> _Action item_
Give the number of lines below that hold "Param", and only that.

> _Records provided_
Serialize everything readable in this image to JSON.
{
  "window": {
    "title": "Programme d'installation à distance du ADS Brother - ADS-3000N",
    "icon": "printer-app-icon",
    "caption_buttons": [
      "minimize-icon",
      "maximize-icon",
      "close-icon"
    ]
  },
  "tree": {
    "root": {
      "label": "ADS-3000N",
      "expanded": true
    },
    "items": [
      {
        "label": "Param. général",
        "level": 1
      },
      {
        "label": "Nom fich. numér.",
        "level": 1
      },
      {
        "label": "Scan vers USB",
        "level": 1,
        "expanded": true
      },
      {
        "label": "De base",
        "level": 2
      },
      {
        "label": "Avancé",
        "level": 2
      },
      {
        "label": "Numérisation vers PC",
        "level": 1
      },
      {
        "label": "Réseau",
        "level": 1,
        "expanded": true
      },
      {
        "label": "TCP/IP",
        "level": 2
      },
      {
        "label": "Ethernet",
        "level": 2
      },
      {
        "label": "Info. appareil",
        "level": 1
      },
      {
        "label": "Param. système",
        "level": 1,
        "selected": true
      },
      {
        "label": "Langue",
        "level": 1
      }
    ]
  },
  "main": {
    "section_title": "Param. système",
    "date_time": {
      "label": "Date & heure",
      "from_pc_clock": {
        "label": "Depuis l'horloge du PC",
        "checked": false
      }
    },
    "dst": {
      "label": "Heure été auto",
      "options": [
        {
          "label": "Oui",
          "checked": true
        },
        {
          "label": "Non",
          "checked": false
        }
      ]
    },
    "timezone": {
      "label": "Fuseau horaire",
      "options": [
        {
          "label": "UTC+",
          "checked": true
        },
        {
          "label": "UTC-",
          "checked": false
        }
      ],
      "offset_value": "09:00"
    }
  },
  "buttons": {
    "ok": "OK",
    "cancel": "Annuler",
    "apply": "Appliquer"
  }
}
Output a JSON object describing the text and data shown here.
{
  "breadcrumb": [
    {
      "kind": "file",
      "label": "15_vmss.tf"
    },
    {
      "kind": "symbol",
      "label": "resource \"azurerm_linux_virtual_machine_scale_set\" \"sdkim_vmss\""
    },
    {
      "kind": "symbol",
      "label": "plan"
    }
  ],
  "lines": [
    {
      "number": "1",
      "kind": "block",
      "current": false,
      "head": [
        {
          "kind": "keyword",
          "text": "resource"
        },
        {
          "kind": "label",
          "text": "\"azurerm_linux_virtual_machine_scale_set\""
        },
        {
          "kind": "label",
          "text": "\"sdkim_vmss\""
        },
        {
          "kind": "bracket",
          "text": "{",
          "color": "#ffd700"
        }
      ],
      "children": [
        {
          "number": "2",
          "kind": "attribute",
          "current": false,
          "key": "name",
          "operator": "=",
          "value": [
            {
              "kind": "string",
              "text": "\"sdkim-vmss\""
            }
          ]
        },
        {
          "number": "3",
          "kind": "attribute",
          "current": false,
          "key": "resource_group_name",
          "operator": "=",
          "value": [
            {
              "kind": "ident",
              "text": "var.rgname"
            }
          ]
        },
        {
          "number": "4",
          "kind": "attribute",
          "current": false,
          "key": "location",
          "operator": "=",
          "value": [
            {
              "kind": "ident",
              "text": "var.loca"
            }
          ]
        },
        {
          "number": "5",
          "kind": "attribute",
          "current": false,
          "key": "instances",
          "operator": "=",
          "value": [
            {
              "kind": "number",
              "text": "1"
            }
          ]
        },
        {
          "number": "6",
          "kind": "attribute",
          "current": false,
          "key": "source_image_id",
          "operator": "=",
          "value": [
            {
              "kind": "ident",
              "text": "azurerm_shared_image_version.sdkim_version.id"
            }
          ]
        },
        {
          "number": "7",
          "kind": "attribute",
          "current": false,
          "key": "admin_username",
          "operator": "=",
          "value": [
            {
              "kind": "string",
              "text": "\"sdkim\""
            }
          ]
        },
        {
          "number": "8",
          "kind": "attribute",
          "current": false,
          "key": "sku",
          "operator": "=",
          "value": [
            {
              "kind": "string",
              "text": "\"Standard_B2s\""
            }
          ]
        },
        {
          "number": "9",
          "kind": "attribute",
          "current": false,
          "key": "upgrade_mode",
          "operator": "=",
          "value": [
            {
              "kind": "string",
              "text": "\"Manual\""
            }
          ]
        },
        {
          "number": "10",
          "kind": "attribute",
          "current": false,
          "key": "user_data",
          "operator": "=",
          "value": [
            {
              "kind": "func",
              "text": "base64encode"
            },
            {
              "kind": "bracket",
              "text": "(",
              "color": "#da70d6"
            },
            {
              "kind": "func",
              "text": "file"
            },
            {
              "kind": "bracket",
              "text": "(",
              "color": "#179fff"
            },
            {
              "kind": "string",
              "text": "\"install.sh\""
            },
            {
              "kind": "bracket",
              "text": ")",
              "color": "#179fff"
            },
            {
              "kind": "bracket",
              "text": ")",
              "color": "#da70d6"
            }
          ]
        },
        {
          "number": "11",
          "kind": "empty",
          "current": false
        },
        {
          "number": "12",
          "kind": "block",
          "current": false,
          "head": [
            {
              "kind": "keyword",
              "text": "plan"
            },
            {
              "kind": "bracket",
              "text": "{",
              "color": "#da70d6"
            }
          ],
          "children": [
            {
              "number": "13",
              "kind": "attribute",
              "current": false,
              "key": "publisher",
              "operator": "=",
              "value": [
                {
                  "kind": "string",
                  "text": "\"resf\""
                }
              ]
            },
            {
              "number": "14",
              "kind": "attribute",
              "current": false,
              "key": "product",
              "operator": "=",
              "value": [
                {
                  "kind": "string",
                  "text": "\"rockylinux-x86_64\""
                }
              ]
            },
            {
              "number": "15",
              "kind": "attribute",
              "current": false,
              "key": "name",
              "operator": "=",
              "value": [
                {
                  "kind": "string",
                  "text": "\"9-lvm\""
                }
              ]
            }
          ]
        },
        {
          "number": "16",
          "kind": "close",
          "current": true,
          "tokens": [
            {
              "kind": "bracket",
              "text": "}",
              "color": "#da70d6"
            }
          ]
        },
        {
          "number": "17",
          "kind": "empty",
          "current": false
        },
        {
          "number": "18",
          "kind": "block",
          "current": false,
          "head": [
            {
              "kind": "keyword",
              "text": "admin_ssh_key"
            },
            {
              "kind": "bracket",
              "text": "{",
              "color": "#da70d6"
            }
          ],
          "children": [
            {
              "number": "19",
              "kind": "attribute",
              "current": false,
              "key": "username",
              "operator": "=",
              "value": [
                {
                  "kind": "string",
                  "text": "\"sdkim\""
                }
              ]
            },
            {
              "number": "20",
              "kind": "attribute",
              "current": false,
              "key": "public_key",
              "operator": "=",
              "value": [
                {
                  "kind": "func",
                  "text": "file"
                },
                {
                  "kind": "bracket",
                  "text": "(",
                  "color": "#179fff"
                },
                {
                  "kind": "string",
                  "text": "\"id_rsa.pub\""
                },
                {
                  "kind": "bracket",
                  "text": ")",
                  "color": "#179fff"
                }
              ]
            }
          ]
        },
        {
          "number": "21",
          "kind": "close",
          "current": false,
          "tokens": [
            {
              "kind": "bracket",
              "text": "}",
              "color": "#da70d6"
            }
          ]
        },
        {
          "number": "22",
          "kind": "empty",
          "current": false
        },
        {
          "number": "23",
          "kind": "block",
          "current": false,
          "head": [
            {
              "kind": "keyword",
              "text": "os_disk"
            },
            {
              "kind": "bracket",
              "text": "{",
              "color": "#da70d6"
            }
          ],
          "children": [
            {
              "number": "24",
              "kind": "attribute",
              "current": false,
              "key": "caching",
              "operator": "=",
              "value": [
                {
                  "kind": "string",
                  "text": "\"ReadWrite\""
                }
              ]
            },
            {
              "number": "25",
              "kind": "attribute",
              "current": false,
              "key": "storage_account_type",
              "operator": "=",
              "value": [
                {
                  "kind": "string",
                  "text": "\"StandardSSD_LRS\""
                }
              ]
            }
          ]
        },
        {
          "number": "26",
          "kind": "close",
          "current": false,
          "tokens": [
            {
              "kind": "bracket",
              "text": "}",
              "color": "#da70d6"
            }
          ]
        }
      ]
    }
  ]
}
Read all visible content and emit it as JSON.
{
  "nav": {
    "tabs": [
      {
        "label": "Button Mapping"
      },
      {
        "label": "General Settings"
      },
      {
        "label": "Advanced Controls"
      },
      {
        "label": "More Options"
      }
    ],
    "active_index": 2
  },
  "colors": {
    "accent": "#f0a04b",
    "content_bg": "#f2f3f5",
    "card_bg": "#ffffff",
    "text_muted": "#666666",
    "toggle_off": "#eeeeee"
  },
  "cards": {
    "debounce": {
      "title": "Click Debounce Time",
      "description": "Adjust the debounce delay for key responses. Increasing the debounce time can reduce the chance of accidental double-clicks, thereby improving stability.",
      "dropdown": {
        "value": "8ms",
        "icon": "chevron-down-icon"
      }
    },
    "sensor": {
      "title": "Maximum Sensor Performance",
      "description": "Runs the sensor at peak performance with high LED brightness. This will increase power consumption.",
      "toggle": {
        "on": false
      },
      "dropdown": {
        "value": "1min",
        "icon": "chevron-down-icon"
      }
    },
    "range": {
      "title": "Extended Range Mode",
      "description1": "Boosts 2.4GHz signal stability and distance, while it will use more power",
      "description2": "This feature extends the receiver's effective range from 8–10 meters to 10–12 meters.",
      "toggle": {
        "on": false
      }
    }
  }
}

> _Written response_
3